New research in Scientific Reports indicates there may be a health hazard from tattoos that has not previously been observed. It seems researchers have found high levels of metals circulating in the body and concentrating in the lymph nodes that can be traced back to tattoos. Under the research, scientists observed stained lymph nodes in two tattooed cadavers and found heightened levels of several metals, including toxic mercury in one of them. The next step is to study the actual health effects of this residual ink from tattoos.
Community bankers don't need to get tattoos to feel the potentially toxic effects of cyber issues. Malware threats present a dual concern: bankers are concerned for their own security hygiene and they are also concerned for their business customers.
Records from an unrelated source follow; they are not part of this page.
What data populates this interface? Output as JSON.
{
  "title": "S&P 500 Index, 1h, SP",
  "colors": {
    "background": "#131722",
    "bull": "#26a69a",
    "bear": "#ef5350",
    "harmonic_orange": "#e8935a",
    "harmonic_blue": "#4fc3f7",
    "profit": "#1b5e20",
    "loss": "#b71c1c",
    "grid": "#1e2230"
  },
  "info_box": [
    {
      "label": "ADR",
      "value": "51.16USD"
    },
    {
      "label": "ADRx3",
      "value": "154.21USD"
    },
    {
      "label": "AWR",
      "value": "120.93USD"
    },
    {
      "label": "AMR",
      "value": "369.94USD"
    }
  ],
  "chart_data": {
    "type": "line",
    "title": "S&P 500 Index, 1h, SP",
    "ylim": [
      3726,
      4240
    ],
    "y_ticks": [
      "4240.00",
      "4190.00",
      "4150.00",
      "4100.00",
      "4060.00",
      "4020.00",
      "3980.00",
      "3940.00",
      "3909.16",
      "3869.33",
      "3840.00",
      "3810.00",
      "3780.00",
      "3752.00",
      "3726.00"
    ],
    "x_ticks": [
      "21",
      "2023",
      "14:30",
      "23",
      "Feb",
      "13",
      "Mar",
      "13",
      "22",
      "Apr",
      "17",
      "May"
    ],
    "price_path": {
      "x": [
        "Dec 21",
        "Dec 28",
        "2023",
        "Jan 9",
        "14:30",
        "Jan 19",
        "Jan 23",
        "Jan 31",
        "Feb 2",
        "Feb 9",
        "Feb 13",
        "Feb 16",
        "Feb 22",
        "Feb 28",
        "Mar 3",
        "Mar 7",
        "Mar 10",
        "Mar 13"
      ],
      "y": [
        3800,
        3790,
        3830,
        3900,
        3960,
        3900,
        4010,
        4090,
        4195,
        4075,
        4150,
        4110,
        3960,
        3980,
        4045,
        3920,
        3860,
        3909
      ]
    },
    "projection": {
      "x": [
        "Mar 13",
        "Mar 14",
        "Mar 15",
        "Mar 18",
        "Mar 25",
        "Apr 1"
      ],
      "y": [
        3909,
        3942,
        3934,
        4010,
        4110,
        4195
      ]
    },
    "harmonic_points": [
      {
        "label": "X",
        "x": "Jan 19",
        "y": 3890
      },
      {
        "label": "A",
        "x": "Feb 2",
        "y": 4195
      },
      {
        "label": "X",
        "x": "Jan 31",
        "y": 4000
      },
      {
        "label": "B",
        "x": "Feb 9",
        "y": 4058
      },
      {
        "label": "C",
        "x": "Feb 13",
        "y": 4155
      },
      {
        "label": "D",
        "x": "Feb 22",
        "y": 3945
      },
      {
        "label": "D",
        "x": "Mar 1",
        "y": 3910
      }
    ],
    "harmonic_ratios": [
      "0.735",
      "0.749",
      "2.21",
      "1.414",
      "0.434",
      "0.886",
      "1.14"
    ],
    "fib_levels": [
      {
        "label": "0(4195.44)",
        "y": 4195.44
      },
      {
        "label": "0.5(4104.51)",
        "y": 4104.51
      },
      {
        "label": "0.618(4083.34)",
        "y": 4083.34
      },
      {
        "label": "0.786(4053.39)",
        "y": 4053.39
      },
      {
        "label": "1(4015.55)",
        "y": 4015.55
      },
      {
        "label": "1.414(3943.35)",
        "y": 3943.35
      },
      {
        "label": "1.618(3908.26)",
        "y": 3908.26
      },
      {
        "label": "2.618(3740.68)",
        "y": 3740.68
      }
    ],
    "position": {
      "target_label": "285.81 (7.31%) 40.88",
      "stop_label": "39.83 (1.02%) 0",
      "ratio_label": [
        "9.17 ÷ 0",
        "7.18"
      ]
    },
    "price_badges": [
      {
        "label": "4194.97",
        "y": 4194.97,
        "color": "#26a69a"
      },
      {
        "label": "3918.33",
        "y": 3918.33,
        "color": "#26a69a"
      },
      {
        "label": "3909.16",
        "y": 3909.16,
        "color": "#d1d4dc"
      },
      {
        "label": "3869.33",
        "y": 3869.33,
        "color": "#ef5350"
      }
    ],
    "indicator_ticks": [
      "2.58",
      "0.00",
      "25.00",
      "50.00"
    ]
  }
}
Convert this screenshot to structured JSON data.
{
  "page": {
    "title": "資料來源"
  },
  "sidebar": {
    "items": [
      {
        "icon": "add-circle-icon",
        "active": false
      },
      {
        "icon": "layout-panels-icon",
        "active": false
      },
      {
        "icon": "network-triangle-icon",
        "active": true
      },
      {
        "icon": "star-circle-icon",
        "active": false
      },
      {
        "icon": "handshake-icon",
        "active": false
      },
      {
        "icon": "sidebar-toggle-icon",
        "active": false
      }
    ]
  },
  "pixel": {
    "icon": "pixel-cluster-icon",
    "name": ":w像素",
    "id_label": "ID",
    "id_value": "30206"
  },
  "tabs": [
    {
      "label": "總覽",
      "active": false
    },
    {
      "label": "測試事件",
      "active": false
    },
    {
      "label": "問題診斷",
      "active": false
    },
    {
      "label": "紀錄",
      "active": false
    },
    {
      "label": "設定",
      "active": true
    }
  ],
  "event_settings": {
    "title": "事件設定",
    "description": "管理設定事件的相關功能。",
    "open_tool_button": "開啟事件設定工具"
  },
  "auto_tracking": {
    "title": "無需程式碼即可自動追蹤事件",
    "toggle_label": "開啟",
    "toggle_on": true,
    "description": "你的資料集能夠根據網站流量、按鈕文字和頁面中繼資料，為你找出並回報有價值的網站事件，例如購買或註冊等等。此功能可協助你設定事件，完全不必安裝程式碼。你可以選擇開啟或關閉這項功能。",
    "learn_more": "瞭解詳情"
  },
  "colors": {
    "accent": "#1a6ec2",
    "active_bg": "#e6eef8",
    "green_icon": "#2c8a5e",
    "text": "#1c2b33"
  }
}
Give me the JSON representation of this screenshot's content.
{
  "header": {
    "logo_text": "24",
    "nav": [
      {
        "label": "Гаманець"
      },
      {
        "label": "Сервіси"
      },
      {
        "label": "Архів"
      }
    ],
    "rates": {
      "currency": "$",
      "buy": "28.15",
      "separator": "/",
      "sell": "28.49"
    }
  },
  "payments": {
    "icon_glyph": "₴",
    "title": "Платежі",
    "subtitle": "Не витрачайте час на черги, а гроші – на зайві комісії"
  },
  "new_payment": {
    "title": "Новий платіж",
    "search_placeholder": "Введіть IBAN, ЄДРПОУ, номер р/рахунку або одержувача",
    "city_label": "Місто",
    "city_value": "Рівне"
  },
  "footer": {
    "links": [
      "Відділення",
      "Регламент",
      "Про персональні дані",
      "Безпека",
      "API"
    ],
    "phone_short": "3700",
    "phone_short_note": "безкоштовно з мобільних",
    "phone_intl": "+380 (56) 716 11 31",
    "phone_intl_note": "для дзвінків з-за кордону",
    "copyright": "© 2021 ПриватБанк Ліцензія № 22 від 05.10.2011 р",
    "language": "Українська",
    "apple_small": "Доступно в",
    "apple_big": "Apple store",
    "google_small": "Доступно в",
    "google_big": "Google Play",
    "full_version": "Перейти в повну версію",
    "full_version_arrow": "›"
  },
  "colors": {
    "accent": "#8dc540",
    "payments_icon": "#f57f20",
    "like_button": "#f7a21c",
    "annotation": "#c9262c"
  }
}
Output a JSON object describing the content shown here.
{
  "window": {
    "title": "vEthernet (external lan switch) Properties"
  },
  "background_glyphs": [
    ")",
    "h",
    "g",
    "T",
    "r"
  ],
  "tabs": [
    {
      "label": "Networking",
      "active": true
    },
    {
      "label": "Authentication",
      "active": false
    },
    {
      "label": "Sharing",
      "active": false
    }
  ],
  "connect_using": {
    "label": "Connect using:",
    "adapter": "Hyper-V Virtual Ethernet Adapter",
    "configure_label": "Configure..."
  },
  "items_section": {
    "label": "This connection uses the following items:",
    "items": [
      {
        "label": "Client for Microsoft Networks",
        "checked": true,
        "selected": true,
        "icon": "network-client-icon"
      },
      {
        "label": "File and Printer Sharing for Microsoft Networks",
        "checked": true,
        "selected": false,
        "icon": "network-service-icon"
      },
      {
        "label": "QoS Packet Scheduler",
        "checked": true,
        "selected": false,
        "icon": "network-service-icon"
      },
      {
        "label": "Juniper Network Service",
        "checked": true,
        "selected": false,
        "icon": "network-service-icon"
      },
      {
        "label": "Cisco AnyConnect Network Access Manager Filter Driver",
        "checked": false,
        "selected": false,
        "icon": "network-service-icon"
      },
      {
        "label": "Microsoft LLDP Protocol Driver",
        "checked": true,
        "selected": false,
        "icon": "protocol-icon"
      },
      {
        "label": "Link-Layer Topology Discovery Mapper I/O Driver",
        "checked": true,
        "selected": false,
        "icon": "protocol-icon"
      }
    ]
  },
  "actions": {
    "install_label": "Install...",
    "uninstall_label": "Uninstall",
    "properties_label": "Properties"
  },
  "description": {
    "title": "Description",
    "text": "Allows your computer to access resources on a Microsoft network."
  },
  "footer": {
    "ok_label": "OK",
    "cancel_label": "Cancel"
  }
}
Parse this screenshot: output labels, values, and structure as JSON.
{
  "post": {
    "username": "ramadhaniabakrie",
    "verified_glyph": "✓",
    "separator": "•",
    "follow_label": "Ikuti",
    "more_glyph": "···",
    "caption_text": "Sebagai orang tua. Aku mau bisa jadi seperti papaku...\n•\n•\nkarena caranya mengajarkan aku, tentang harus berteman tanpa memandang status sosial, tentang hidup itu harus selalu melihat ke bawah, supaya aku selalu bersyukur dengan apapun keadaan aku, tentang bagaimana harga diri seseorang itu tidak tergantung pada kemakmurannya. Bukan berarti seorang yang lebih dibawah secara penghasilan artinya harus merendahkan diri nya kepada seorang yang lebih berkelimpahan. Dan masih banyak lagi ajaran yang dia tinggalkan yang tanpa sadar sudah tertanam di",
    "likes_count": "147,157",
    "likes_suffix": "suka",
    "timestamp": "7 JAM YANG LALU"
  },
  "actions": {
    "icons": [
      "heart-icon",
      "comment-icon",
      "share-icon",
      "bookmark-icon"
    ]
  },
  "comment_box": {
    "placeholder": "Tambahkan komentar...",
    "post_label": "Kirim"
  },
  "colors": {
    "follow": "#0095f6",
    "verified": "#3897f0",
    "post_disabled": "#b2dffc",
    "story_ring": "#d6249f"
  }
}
In fact, small- and mid-sized businesses (SMBs) experienced as much as a 500% increase in ransomware in March 2017 alone (over the previous year), according to research from Malwarebytes.
Overall, SMBs experienced 165% more malware in 1Q 2017 than they did in 1Q 2016. Total malware incidents more than doubled in that time in 40 states, according to the same study. But, the massive surge in ransomware schemes alone did not account for all the SMB security attacks. Traditional adware attacks also continued, with 33 new adware variants emerging by 1Q 2017; and new variants of old malware replaced traditional adware, as cyber-criminals upped their game. According to the FBI, about 4000 ransomware attacks occurred every day in 2016.
This is disconcerting for community banks because SMB customers are more likely than their larger counterparts to be breached. A June 2016 study from Keeper Security and Ponemon finds more than 50% of SMBs were breached in the past year.
Why SMBs? According to research from Ponemon, 58% of such businesses still do not consider cybercrime a big risk to their organization. Further, 44% do not consider strong security a priority. This is despite the fact that the cost of a data breach jumped from $3.8mm in 2015 to $4.0mm in 2016.
Another reason cybercriminals target SMBs is that about 66% globally do not even have a data security policy, according to FireEye research. Many SMBs seem to believe they cannot afford the "layered... or defense in depth security."
Still another issue is that the United Nations Office on Drugs and Crime finds only about 10% of cybercrimes reported to police by SMBs result in a conviction.
Knowing this, community bankers should communicate regularly with business customers on the risks of malware and other cyberattacks. A clear and high level of communication not only helps them, but also your bank.
After all, an infected customer can spread viruses quickly. A FireEye white paper on the topic finds that "advanced malware typically resides in infected systems for weeks, even months, before common security tools detect it."
Maybe your grandparents were right when they told you an ounce of prevention is worth a pound of cure. Stay cyber-healthy out there and watch out for sharp needles along the way.